◆ **Required action**: In the listing that follows, count each line where the word "image" appears; write nothing but the count.

◆ **The data**:
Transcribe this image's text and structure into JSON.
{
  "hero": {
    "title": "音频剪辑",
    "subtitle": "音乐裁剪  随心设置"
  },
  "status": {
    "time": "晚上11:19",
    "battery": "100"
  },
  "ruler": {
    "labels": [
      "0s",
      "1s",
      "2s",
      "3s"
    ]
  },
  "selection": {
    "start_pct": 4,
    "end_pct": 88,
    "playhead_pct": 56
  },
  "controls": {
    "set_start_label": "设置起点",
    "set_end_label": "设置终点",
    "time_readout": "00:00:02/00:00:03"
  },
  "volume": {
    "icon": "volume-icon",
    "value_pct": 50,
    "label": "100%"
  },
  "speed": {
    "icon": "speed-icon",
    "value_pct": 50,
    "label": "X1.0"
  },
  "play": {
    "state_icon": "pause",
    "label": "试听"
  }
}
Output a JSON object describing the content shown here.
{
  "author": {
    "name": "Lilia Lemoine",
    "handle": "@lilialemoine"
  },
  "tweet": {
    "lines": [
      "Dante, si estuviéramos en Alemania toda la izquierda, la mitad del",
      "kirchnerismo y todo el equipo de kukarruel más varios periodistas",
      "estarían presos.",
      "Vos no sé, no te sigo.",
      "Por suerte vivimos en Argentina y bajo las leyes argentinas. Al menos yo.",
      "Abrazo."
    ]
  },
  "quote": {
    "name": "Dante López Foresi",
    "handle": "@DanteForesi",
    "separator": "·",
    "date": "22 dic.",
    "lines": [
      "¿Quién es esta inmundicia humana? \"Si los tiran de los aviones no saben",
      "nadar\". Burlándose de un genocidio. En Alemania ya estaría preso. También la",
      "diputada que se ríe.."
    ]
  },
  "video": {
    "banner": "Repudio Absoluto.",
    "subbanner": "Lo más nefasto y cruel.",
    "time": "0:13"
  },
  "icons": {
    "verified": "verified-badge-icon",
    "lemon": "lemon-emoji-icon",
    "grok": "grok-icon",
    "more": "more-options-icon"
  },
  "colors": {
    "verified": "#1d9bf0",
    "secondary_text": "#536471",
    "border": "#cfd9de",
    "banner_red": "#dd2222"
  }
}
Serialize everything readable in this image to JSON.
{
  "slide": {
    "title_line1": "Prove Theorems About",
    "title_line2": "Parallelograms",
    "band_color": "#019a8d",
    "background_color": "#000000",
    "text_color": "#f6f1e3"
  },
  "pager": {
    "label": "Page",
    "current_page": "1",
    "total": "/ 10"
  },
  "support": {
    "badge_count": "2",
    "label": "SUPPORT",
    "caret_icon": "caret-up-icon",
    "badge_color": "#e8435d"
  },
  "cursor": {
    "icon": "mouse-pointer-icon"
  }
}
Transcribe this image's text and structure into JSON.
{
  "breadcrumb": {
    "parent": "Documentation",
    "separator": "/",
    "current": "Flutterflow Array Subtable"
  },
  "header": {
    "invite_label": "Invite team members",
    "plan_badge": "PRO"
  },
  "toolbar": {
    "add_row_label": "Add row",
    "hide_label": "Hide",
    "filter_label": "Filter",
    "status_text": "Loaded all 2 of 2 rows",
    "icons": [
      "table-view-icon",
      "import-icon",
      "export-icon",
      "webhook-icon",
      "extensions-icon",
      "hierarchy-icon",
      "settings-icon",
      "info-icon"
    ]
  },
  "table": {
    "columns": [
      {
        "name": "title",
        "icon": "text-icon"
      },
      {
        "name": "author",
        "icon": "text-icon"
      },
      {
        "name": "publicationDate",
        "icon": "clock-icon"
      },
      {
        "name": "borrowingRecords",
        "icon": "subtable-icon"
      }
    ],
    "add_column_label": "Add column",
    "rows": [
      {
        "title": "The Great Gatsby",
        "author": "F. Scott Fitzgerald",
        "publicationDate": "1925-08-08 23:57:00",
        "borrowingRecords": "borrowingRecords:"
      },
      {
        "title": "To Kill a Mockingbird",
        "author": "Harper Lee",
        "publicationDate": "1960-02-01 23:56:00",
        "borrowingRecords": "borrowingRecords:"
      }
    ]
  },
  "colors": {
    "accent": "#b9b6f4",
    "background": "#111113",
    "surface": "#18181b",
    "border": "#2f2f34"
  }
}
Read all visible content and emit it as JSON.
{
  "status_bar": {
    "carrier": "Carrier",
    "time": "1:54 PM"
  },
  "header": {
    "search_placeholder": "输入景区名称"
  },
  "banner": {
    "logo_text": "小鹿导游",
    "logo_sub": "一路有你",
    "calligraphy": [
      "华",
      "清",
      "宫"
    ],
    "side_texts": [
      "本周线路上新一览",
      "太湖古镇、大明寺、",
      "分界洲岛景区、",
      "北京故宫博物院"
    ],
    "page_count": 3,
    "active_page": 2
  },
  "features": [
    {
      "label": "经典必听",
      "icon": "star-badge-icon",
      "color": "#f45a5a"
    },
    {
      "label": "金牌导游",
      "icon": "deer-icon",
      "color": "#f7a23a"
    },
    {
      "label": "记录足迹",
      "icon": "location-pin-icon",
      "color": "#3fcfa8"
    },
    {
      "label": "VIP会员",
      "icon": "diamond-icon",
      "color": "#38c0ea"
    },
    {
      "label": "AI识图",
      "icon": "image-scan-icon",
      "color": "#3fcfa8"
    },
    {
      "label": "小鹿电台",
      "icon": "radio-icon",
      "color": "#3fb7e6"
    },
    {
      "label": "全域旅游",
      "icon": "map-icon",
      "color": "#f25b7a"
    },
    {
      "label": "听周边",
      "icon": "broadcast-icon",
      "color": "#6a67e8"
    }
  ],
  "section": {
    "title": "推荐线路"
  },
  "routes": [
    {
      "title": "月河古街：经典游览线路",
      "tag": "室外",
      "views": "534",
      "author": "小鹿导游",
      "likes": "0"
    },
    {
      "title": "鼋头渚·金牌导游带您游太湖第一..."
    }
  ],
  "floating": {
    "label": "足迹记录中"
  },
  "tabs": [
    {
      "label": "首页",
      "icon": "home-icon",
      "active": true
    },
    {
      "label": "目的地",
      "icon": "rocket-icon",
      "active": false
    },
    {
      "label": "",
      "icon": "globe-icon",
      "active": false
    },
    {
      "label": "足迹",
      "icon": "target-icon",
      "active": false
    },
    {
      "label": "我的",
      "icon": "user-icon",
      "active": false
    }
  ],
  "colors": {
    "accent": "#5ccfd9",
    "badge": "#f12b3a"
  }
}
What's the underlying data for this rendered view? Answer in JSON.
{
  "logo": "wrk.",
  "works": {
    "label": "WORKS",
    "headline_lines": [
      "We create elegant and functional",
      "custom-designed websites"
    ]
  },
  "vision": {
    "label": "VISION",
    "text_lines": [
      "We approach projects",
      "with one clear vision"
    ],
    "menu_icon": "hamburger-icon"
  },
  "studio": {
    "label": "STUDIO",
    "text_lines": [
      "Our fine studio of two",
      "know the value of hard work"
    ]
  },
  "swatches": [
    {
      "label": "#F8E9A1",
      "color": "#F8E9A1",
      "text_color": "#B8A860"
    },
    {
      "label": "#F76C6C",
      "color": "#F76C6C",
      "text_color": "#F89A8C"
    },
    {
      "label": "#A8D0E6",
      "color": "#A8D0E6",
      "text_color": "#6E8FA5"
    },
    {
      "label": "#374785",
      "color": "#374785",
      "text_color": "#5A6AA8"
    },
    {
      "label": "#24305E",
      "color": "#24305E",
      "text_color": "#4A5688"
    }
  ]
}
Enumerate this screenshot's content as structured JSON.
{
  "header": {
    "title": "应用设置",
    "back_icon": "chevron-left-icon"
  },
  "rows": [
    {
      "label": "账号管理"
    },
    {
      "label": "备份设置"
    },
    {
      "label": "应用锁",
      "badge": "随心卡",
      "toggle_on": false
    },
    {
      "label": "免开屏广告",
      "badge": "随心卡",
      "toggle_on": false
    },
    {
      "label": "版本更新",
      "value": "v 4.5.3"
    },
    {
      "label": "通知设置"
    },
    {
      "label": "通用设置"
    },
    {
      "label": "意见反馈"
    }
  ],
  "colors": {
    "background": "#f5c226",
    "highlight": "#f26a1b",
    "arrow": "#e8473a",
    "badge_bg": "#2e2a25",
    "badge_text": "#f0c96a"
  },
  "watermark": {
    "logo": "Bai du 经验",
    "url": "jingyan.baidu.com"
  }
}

◆ **The answer**: 4